▸ **Task item**: Would you print the entire listing exactly, leaving nothing out?

▸ **Task input**:

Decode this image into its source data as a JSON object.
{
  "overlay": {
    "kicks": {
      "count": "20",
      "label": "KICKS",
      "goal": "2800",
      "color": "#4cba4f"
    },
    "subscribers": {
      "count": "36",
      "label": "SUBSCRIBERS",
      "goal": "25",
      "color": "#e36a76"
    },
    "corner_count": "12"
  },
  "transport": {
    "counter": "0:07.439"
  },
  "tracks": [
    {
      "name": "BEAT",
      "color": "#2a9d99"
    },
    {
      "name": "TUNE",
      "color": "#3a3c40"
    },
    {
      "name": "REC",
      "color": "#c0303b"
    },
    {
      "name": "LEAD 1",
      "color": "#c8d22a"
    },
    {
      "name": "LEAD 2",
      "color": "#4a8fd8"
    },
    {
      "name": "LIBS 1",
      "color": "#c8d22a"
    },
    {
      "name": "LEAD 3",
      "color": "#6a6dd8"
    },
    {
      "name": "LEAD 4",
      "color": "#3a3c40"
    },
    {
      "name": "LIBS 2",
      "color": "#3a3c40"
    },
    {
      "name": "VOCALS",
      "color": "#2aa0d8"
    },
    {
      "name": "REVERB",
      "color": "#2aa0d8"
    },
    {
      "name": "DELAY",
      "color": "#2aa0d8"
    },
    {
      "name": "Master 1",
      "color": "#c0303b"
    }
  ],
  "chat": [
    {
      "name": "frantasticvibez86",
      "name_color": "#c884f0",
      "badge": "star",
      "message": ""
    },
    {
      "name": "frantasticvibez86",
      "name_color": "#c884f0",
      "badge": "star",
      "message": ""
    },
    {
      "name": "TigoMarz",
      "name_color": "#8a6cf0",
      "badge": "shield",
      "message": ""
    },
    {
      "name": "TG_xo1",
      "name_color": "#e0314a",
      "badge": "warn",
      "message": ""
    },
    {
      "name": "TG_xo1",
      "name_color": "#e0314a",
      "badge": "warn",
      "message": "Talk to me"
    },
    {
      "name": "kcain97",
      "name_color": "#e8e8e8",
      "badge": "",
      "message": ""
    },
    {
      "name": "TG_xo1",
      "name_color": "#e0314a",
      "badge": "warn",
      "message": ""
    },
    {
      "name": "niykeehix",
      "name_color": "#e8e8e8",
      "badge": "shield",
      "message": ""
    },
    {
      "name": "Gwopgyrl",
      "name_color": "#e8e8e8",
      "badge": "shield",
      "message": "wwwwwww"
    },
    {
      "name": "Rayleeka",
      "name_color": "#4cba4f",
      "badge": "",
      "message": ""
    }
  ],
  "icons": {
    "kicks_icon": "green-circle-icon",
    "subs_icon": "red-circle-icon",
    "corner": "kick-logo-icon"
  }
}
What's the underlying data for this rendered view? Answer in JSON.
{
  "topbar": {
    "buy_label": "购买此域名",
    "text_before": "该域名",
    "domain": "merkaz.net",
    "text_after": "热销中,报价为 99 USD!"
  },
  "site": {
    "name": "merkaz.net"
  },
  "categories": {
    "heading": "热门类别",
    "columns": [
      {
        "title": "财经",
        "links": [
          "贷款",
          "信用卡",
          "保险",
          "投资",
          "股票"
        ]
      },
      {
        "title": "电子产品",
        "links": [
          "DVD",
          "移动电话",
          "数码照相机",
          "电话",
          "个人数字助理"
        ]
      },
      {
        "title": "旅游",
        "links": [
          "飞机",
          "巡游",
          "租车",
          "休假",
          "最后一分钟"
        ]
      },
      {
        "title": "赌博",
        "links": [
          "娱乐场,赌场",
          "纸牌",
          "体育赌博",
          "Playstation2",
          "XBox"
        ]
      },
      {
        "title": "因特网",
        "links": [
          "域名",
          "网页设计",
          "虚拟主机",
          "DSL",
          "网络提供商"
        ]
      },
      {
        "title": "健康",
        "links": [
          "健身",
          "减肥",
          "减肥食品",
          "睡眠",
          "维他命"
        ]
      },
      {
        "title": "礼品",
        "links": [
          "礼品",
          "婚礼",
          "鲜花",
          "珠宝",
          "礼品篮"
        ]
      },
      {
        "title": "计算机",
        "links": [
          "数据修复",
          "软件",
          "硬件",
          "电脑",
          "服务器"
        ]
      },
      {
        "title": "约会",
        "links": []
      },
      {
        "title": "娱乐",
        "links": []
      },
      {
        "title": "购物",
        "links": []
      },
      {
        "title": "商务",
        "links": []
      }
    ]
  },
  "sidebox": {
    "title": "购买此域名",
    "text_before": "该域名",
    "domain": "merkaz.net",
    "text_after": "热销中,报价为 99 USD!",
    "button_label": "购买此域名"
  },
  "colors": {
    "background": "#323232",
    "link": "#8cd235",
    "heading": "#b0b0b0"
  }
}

▸ **Task response**:
Decode this image into its source data as a JSON object.
{
  "overlay": {
    "kicks": {
      "count": "20",
      "label": "KICKS",
      "goal": "2800",
      "color": "#4cba4f"
    },
    "subscribers": {
      "count": "36",
      "label": "SUBSCRIBERS",
      "goal": "25",
      "color": "#e36a76"
    },
    "corner_count": "12"
  },
  "transport": {
    "counter": "0:07.439"
  },
  "tracks": [
    {
      "name": "BEAT",
      "color": "#2a9d99"
    },
    {
      "name": "TUNE",
      "color": "#3a3c40"
    },
    {
      "name": "REC",
      "color": "#c0303b"
    },
    {
      "name": "LEAD 1",
      "color": "#c8d22a"
    },
    {
      "name": "LEAD 2",
      "color": "#4a8fd8"
    },
    {
      "name": "LIBS 1",
      "color": "#c8d22a"
    },
    {
      "name": "LEAD 3",
      "color": "#6a6dd8"
    },
    {
      "name": "LEAD 4",
      "color": "#3a3c40"
    },
    {
      "name": "LIBS 2",
      "color": "#3a3c40"
    },
    {
      "name": "VOCALS",
      "color": "#2aa0d8"
    },
    {
      "name": "REVERB",
      "color": "#2aa0d8"
    },
    {
      "name": "DELAY",
      "color": "#2aa0d8"
    },
    {
      "name": "Master 1",
      "color": "#c0303b"
    }
  ],
  "chat": [
    {
      "name": "frantasticvibez86",
      "name_color": "#c884f0",
      "badge": "star",
      "message": ""
    },
    {
      "name": "frantasticvibez86",
      "name_color": "#c884f0",
      "badge": "star",
      "message": ""
    },
    {
      "name": "TigoMarz",
      "name_color": "#8a6cf0",
      "badge": "shield",
      "message": ""
    },
    {
      "name": "TG_xo1",
      "name_color": "#e0314a",
      "badge": "warn",
      "message": ""
    },
    {
      "name": "TG_xo1",
      "name_color": "#e0314a",
      "badge": "warn",
      "message": "Talk to me"
    },
    {
      "name": "kcain97",
      "name_color": "#e8e8e8",
      "badge": "",
      "message": ""
    },
    {
      "name": "TG_xo1",
      "name_color": "#e0314a",
      "badge": "warn",
      "message": ""
    },
    {
      "name": "niykeehix",
      "name_color": "#e8e8e8",
      "badge": "shield",
      "message": ""
    },
    {
      "name": "Gwopgyrl",
      "name_color": "#e8e8e8",
      "badge": "shield",
      "message": "wwwwwww"
    },
    {
      "name": "Rayleeka",
      "name_color": "#4cba4f",
      "badge": "",
      "message": ""
    }
  ],
  "icons": {
    "kicks_icon": "green-circle-icon",
    "subs_icon": "red-circle-icon",
    "corner": "kick-logo-icon"
  }
}
What's the underlying data for this rendered view? Answer in JSON.
{
  "topbar": {
    "buy_label": "购买此域名",
    "text_before": "该域名",
    "domain": "merkaz.net",
    "text_after": "热销中,报价为 99 USD!"
  },
  "site": {
    "name": "merkaz.net"
  },
  "categories": {
    "heading": "热门类别",
    "columns": [
      {
        "title": "财经",
        "links": [
          "贷款",
          "信用卡",
          "保险",
          "投资",
          "股票"
        ]
      },
      {
        "title": "电子产品",
        "links": [
          "DVD",
          "移动电话",
          "数码照相机",
          "电话",
          "个人数字助理"
        ]
      },
      {
        "title": "旅游",
        "links": [
          "飞机",
          "巡游",
          "租车",
          "休假",
          "最后一分钟"
        ]
      },
      {
        "title": "赌博",
        "links": [
          "娱乐场,赌场",
          "纸牌",
          "体育赌博",
          "Playstation2",
          "XBox"
        ]
      },
      {
        "title": "因特网",
        "links": [
          "域名",
          "网页设计",
          "虚拟主机",
          "DSL",
          "网络提供商"
        ]
      },
      {
        "title": "健康",
        "links": [
          "健身",
          "减肥",
          "减肥食品",
          "睡眠",
          "维他命"
        ]
      },
      {
        "title": "礼品",
        "links": [
          "礼品",
          "婚礼",
          "鲜花",
          "珠宝",
          "礼品篮"
        ]
      },
      {
        "title": "计算机",
        "links": [
          "数据修复",
          "软件",
          "硬件",
          "电脑",
          "服务器"
        ]
      },
      {
        "title": "约会",
        "links": []
      },
      {
        "title": "娱乐",
        "links": []
      },
      {
        "title": "购物",
        "links": []
      },
      {
        "title": "商务",
        "links": []
      }
    ]
  },
  "sidebox": {
    "title": "购买此域名",
    "text_before": "该域名",
    "domain": "merkaz.net",
    "text_after": "热销中,报价为 99 USD!",
    "button_label": "购买此域名"
  },
  "colors": {
    "background": "#323232",
    "link": "#8cd235",
    "heading": "#b0b0b0"
  }
}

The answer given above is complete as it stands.